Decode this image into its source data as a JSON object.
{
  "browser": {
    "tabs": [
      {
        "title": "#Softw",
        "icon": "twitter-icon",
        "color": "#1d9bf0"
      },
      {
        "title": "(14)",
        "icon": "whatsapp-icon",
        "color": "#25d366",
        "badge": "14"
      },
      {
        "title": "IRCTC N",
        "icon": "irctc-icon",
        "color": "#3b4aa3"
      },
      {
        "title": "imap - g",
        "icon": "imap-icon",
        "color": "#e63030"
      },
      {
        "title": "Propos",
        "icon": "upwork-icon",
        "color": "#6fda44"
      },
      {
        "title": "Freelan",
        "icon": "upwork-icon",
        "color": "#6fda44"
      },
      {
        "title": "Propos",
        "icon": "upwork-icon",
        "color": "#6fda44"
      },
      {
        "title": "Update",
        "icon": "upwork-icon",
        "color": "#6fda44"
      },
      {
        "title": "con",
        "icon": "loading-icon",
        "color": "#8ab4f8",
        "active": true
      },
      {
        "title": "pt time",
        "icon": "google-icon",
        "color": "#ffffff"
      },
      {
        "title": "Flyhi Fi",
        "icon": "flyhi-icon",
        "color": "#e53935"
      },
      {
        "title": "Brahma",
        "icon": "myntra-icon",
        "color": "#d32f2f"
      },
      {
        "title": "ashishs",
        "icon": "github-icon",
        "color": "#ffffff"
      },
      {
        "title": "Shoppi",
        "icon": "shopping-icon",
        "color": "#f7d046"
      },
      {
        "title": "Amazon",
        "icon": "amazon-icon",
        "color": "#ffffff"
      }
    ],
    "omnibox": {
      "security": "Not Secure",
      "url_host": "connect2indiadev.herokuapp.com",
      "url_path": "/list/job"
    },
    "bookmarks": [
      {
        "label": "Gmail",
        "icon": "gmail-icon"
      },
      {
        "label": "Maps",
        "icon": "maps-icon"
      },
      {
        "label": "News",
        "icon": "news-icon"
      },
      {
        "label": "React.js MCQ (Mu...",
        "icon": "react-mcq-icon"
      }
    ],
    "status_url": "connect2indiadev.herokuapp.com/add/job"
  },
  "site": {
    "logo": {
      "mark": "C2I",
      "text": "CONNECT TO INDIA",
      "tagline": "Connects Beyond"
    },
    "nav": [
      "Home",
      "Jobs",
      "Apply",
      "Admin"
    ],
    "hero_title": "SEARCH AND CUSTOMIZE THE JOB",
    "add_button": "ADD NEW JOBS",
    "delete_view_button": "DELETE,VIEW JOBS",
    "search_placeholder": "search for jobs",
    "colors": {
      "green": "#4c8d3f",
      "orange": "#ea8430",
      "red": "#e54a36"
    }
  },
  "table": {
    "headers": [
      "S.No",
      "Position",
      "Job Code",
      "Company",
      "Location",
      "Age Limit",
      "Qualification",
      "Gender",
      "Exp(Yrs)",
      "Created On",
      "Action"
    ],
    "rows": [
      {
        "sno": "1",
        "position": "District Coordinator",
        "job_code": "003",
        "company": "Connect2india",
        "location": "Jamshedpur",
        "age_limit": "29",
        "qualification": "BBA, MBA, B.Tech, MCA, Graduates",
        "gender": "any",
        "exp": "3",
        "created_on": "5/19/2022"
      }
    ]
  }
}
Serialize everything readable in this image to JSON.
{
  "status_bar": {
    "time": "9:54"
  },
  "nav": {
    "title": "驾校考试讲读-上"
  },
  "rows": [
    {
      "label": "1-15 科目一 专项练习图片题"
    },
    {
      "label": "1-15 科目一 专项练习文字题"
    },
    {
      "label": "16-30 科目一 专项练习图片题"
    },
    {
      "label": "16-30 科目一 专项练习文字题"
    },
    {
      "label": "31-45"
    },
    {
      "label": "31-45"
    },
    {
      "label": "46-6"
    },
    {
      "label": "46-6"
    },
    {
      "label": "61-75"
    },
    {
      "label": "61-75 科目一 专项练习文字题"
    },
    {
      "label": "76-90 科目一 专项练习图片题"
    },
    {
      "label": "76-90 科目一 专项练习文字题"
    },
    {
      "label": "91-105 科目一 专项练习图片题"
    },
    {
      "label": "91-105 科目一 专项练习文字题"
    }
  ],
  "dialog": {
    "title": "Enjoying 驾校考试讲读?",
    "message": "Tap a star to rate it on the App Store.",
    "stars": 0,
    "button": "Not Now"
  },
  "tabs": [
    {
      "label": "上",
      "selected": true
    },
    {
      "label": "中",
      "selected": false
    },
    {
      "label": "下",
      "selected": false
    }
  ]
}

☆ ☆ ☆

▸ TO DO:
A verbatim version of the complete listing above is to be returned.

▸ ANSWER TO THIS TASK:
Decode this image into its source data as a JSON object.
{
  "browser": {
    "tabs": [
      {
        "title": "#Softw",
        "icon": "twitter-icon",
        "color": "#1d9bf0"
      },
      {
        "title": "(14)",
        "icon": "whatsapp-icon",
        "color": "#25d366",
        "badge": "14"
      },
      {
        "title": "IRCTC N",
        "icon": "irctc-icon",
        "color": "#3b4aa3"
      },
      {
        "title": "imap - g",
        "icon": "imap-icon",
        "color": "#e63030"
      },
      {
        "title": "Propos",
        "icon": "upwork-icon",
        "color": "#6fda44"
      },
      {
        "title": "Freelan",
        "icon": "upwork-icon",
        "color": "#6fda44"
      },
      {
        "title": "Propos",
        "icon": "upwork-icon",
        "color": "#6fda44"
      },
      {
        "title": "Update",
        "icon": "upwork-icon",
        "color": "#6fda44"
      },
      {
        "title": "con",
        "icon": "loading-icon",
        "color": "#8ab4f8",
        "active": true
      },
      {
        "title": "pt time",
        "icon": "google-icon",
        "color": "#ffffff"
      },
      {
        "title": "Flyhi Fi",
        "icon": "flyhi-icon",
        "color": "#e53935"
      },
      {
        "title": "Brahma",
        "icon": "myntra-icon",
        "color": "#d32f2f"
      },
      {
        "title": "ashishs",
        "icon": "github-icon",
        "color": "#ffffff"
      },
      {
        "title": "Shoppi",
        "icon": "shopping-icon",
        "color": "#f7d046"
      },
      {
        "title": "Amazon",
        "icon": "amazon-icon",
        "color": "#ffffff"
      }
    ],
    "omnibox": {
      "security": "Not Secure",
      "url_host": "connect2indiadev.herokuapp.com",
      "url_path": "/list/job"
    },
    "bookmarks": [
      {
        "label": "Gmail",
        "icon": "gmail-icon"
      },
      {
        "label": "Maps",
        "icon": "maps-icon"
      },
      {
        "label": "News",
        "icon": "news-icon"
      },
      {
        "label": "React.js MCQ (Mu...",
        "icon": "react-mcq-icon"
      }
    ],
    "status_url": "connect2indiadev.herokuapp.com/add/job"
  },
  "site": {
    "logo": {
      "mark": "C2I",
      "text": "CONNECT TO INDIA",
      "tagline": "Connects Beyond"
    },
    "nav": [
      "Home",
      "Jobs",
      "Apply",
      "Admin"
    ],
    "hero_title": "SEARCH AND CUSTOMIZE THE JOB",
    "add_button": "ADD NEW JOBS",
    "delete_view_button": "DELETE,VIEW JOBS",
    "search_placeholder": "search for jobs",
    "colors": {
      "green": "#4c8d3f",
      "orange": "#ea8430",
      "red": "#e54a36"
    }
  },
  "table": {
    "headers": [
      "S.No",
      "Position",
      "Job Code",
      "Company",
      "Location",
      "Age Limit",
      "Qualification",
      "Gender",
      "Exp(Yrs)",
      "Created On",
      "Action"
    ],
    "rows": [
      {
        "sno": "1",
        "position": "District Coordinator",
        "job_code": "003",
        "company": "Connect2india",
        "location": "Jamshedpur",
        "age_limit": "29",
        "qualification": "BBA, MBA, B.Tech, MCA, Graduates",
        "gender": "any",
        "exp": "3",
        "created_on": "5/19/2022"
      }
    ]
  }
}
Serialize everything readable in this image to JSON.
{
  "status_bar": {
    "time": "9:54"
  },
  "nav": {
    "title": "驾校考试讲读-上"
  },
  "rows": [
    {
      "label": "1-15 科目一 专项练习图片题"
    },
    {
      "label": "1-15 科目一 专项练习文字题"
    },
    {
      "label": "16-30 科目一 专项练习图片题"
    },
    {
      "label": "16-30 科目一 专项练习文字题"
    },
    {
      "label": "31-45"
    },
    {
      "label": "31-45"
    },
    {
      "label": "46-6"
    },
    {
      "label": "46-6"
    },
    {
      "label": "61-75"
    },
    {
      "label": "61-75 科目一 专项练习文字题"
    },
    {
      "label": "76-90 科目一 专项练习图片题"
    },
    {
      "label": "76-90 科目一 专项练习文字题"
    },
    {
      "label": "91-105 科目一 专项练习图片题"
    },
    {
      "label": "91-105 科目一 专项练习文字题"
    }
  ],
  "dialog": {
    "title": "Enjoying 驾校考试讲读?",
    "message": "Tap a star to rate it on the App Store.",
    "stars": 0,
    "button": "Not Now"
  },
  "tabs": [
    {
      "label": "上",
      "selected": true
    },
    {
      "label": "中",
      "selected": false
    },
    {
      "label": "下",
      "selected": false
    }
  ]
}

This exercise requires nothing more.